- March 21, 2014
- Posted by: gstar
- Category: Coaching
When I heard Sir John Whitmore make this assertion a few years ago I was taken aback. It’s a nice, pithy line but surely coaching is more complex, more subtle than that. And I have so many great questions – what am I supposed to do with them? Understandable reactions but recent experience suggests that Sir John has a point.
A few months ago I worked with colleagues from iOpener at London Business School. Our brief was to help 400 MBAers improve their business writing. Session 1 was the technical stuff. Imporant but not exactly existential. Session 2 was applying the learning to a cover letter for a work placement. Here it got interesting. The drafts were mostly technically ok; and some were good. All were worthy. But very few excited me or gave me a feel for the writer. What was their USP? What did they bring that was exciting or different, beyond their undisputed competence.
As we talked, I probed and dug, listened for the peaks of energy and interest, shared my reactions to the anodyne – and what hidden gems we found! Not all the gems were unique but plenty were rare. And if some had no precious stones, their combinations of baser metals still glistened when we shone the light on them.
It seems that the foremost issue was not ‘writing well’ but for each person to become aware of what they had to say about themselves – to find their best story; to have the courage to tell that story; and then to express it in a way that was clear, energetic, compelling and fresh.
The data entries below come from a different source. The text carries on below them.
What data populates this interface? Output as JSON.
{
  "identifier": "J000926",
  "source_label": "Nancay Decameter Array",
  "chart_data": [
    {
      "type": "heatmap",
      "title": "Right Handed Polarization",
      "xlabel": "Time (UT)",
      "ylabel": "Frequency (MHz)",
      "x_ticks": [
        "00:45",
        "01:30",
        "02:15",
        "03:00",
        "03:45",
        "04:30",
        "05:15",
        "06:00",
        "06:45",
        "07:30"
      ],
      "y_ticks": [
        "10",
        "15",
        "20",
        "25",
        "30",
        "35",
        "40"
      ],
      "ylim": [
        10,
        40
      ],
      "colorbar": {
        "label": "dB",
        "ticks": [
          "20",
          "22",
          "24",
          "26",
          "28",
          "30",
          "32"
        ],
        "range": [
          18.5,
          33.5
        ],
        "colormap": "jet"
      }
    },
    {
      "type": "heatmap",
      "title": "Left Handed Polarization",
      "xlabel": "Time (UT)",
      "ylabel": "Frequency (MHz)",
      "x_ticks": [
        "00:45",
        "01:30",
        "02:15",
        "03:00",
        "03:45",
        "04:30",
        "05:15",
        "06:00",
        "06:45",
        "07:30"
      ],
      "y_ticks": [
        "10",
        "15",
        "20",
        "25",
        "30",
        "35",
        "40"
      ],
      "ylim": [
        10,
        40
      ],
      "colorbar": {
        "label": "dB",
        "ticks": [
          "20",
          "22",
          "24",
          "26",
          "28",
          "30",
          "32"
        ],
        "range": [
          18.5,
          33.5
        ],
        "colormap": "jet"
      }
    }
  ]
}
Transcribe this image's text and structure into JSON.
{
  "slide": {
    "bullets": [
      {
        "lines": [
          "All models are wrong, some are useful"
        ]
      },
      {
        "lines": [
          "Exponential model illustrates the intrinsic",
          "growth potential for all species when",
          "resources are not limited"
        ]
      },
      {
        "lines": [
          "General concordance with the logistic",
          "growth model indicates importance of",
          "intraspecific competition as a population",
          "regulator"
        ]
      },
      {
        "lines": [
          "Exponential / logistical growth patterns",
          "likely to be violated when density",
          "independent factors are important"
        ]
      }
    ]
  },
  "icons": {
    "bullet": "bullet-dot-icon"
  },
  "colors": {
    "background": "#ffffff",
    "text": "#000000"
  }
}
This experience echoed last week when I coached some senior Whitehall civil servants through their 360 degree feedback reports. Most reports were 40 pages long. We’d not met before and we had 1 hour to reach some conclusions and capture them in a development plan. A challenge. Where do you start?
Sir John came to the rescue. I needed to get my coachees to show themselves to me so that together we could find their learning edge – that heady mix of self-awareness, operational need and appetite that fuels personal change at work. And mostly we succeeded as I gave my full attention to the person opposite, using the report as fuel for our conversation.
So maybe Sir John was right, there is only one coaching question: who are you?